  • Jeng H, Wu CM, Su SJ, et al. A substance isolated from Cornus officinalis enhances the motility of human sperm. Am J Chin Med 1997;25(3-4):301-306. View Abstract

  • Kim HY, Oh JH. Screening of Korean forest plants for rat lens aldose reductase inhibition. Biosci Biotechnol Biochem 1999;63(1):184-188. View Abstract

  • Liang R, Chen MR, Xu X. [Effect of dandi tablet on blood lipids and sex hormones in women of postmenopausal stage]. Zhongguo Zhong Xi Yi Jie He Za Zhi 2003;23(8):593-595. View Abstract

  • McCune LM, Johns T. Antioxidant activity in medicinal plants associated with the symptoms of diabetes mellitus used by the indigenous peoples of the North American boreal forest. J Ethnopharmacol 2002;82(2-3):197-205. View Abstract

  • Min BS, Kim YH, Tomiyama M, et al. Inhibitory effects of Korean plants on HIV-1 activities. Phytother Res 2001;15(6):481-486. View Abstract

  • Nishino C, Kobayashi K, Fukushima M. Halleridone, a cytotoxic constituent from Cornus controversa. J Nat Prod 1988;51(6):1281-1282. View Abstract

  • Renault S, Croser C, Franklin JA, et al. Effects of consolidated tailings water on red-osier dogwood (Cornus stolonifera Michx) seedlings. Environ Pollut 2001;113(1):27-33. View Abstract

  • Turner NJ, Hebda RJ. Contemporary use of bark for medicine by two Salishan native elders of southeast Vancouver Island, Canada. J Ethnopharmacol 1990;29(1):59-72. View Abstract

  • Xu HQ, Hao HP, Zhang X, et al. Morroniside protects cultured human umbilical vein endothelial cells from damage by high ambient glucose.

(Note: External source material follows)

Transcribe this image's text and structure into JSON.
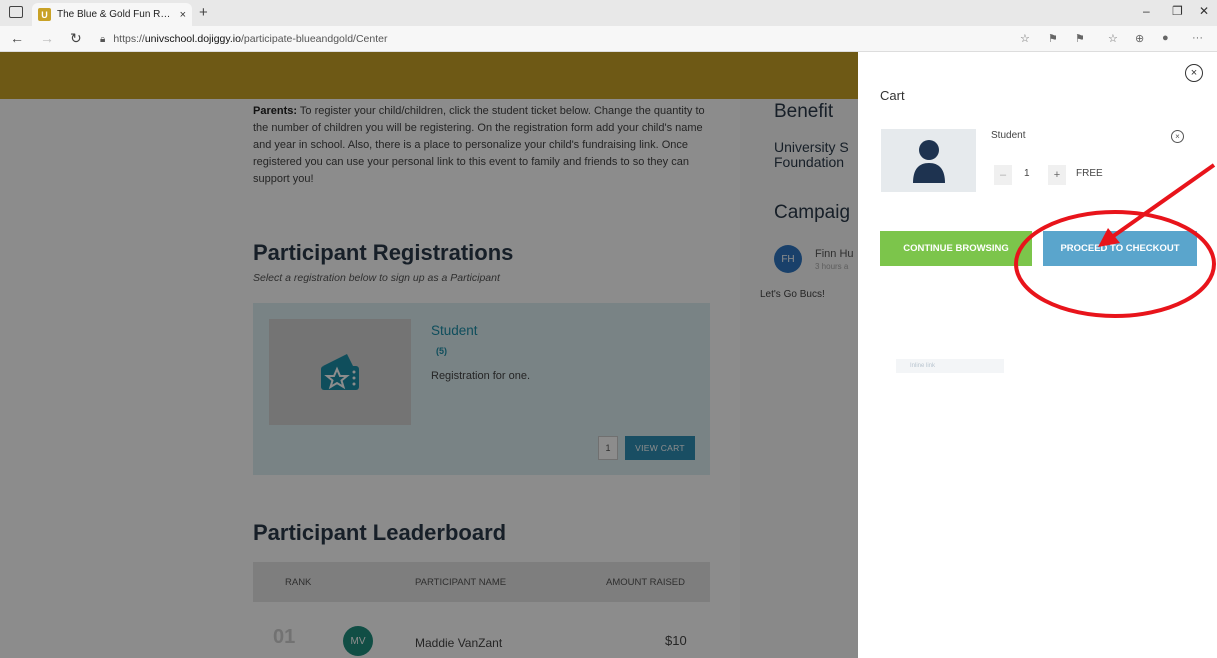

Acta Pharmacol Sin 2004;25(4):412-415. View Abstract

Arch Pharm Res. 2007 Apr;30(4):402-7. Lignans from the fruits of Cornus kousa Burg. and their cytotoxic effects on human cancer cell lines.

Lee DY, Song MC, Yoo KH, Bang MH, Chung IS, Kim SH, Kim DK, Kwon BM, Jeong TS, Park MH, Baek NI. Graduate School of Biotechnology & Plant Metabolism Research Center, Kyung Hee University, Suwon, Korea.

The fruits of Cornus kousa Burg. were extracted with 80% aqueous MeOH, and the concentrated extract partitioned with EtOAc, n-BuOH and H2O. Six lignans were isolated from the EtOAc fraction through repeated silica gel, ODS and Sephadex LH-20 column chromatographies. From the physico-chemical data, including NMR, MS and IR, the chemical structures of the compounds were determined to be (+)-pinoresinol (1), (-)-balanophonin (2), (+)-laricresinol (3), erythro-guaiacylglycerol-beta-coniferyl aldehyde ether (4), threo-guaiacylglycerol-beta-coniferyl aldehyde ether (5) and dihydrodehydrodiconiferyl alcohol (6), which were isolated for the first time from this plant. Most of these compounds showed cytotoxicity against human colon carcinoma (HCT-116) and human hepatocellular carcinoma (HepG2) cell lines in vitro, with IC50 values ranging from 19.1 to 71.3 microg/mL.